Power Factor Formula for Single Phase
Power Factor Formula for Single Phase
The Power Factor Formula For Single Phase is only applicable to alternating current circuits. Since there is no frequency or phase angle difference between current and voltage, the DC circuit does not have a power factor. The cosine of the angle between voltage and current is used to calculate the Power Factor Formula For Single Phase. The actual power is expressed in Watts, while the apparent power is expressed in Volt-Amperes or Watts. In an alternating current circuit, the Power Factor Formula For Single Phase is also determined by the resistance-to-impedance ratio. It should be noticed that the single-phase power factor is less than one. The power factor of a fully resistive circuit is one. Single-phase electric power is the distribution of alternating current electric power using a system in which all supply voltages vary in tandem. When the loads are largely lighting and heating, with a few powerful electric motors, single-phase distribution is used. A single-phase supply linked to an alternating current electric motor does not generate a revolving magnetic field. Single-phase motors require additional circuits for starting (capacitor start motor), and such motors are uncommon in ratings above 10 kW.
It took many years to establish single-phase power transmission. The early developments were based on the early alternator inventions of Hippolyte Pixii, a 19th-century Parisian scientist, which were later developed by Lord Kelvin and others in the 1880s. In 1886, William Stanley developed the first full alternating current power system based on single-phase alternating current with financial assistance from Westinghouse.
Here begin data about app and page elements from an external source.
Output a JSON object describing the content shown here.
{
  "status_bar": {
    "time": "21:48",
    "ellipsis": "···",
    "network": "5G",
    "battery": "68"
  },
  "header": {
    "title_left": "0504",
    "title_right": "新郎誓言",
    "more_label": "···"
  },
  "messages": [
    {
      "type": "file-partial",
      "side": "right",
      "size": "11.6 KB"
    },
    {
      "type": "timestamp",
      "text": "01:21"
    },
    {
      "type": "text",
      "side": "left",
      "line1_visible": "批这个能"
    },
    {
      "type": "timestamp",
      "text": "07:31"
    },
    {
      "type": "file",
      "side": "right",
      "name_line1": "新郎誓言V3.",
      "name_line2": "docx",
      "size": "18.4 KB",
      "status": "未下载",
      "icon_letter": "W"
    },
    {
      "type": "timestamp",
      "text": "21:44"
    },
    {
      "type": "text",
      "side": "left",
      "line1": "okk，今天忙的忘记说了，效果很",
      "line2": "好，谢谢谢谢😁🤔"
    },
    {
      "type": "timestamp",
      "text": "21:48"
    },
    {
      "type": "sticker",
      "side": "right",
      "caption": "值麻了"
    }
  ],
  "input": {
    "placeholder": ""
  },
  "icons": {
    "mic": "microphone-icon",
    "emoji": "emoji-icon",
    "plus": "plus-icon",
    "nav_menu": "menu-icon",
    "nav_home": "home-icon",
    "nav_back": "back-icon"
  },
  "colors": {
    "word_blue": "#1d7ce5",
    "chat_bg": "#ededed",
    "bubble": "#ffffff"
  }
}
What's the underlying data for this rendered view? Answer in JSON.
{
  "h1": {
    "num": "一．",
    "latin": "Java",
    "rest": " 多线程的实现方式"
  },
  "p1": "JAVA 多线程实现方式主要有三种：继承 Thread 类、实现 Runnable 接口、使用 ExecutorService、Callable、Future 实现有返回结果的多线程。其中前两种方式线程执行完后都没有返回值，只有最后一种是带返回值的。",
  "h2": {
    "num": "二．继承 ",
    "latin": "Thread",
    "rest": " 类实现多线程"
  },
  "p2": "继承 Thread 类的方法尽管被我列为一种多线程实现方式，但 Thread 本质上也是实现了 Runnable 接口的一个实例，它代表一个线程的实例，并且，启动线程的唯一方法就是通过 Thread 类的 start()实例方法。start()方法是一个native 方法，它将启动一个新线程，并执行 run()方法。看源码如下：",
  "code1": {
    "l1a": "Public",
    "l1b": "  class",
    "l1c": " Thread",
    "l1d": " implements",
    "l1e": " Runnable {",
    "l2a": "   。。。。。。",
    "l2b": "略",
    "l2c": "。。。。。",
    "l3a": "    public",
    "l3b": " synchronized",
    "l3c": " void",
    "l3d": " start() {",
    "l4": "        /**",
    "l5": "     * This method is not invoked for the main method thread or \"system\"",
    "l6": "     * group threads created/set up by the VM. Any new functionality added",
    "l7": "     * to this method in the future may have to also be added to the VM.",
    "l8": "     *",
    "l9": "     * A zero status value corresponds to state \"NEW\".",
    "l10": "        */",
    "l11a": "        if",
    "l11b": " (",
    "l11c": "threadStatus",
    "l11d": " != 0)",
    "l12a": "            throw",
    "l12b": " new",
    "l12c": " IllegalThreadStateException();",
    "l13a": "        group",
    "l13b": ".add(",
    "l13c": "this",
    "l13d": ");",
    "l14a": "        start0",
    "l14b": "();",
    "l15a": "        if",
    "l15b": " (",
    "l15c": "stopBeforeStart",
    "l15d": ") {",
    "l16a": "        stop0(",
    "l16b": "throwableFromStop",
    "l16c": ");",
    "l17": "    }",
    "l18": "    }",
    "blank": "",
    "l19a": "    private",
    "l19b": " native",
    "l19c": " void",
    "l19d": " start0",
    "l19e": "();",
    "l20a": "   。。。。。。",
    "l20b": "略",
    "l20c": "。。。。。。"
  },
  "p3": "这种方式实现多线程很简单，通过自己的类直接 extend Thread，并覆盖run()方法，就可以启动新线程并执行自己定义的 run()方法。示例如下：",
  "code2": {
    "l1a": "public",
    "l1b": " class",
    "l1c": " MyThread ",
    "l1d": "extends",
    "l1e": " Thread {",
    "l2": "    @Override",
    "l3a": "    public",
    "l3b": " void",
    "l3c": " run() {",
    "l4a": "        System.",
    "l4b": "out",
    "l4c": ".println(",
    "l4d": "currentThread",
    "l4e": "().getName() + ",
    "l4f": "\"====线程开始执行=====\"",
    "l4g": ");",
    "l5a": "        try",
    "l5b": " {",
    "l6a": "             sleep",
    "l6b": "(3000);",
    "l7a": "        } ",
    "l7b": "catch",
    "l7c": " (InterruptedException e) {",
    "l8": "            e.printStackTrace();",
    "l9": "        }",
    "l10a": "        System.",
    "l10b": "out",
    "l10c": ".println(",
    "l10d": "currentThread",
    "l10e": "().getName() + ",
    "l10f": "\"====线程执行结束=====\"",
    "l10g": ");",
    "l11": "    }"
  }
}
Experiments for single-phase power transmission began in 1897. High-power systems, those with hundreds of kVA or more, are almost invariably three-phase. The maximum supply generally available as single-phase varies according to the electrical utility’s standards. A single-phase household supply in the United Kingdom may be rated 100 A or even 125 A, implying that three-phase is unnecessary in a domestic or small commercial context. Significantly the remainder of Europe has typically had much lower limits on the capacity of single-phase supplies, resulting in even single-family homes being supplied with three-phase power (in urban areas with three-phase supply networks).
The power factor of a single-phase alternating current circuit is a measure of energy efficiency. It is commonly stated as a number between 0 and 1. It is the ratio between working power (also known as actual power) and apparent power. The actual power is measured in watts, whereas the apparent power is measured in volt-amperes. The most crucial notion to remember here is that the power factor only applies to alternating current circuits. The DC circuit cannot have a power factor since there is no frequency or phase angle mismatch between current and voltage. The symbol P represents a circuit’s power factor. It is a quantity with no unit and no dimensional formula. For a single-phase system, the power factor is always less than one. In a pure resistance circuit, the value is 1. The Power Factor Formula For Single Phase is one of the fundamental electrical formulas that people employ in their daily work. Every day, the Power Factor Formula For Single Phase is used all over the world to determine the power of various load types such as motors, lighting, and so on. The cosine of the angle between voltage and current gives the Power Factor Formula For Single Phase. The Power Factor Formula For Single Phase can alternatively be stated as the resistance-to-impedance ratio. Students must comprehend how the power is computed step by step, as well as the Power Factor Formula For Single Phase.
Sample problems on the Power Factor Formula For Single Phase are provided by the Extramarks platform.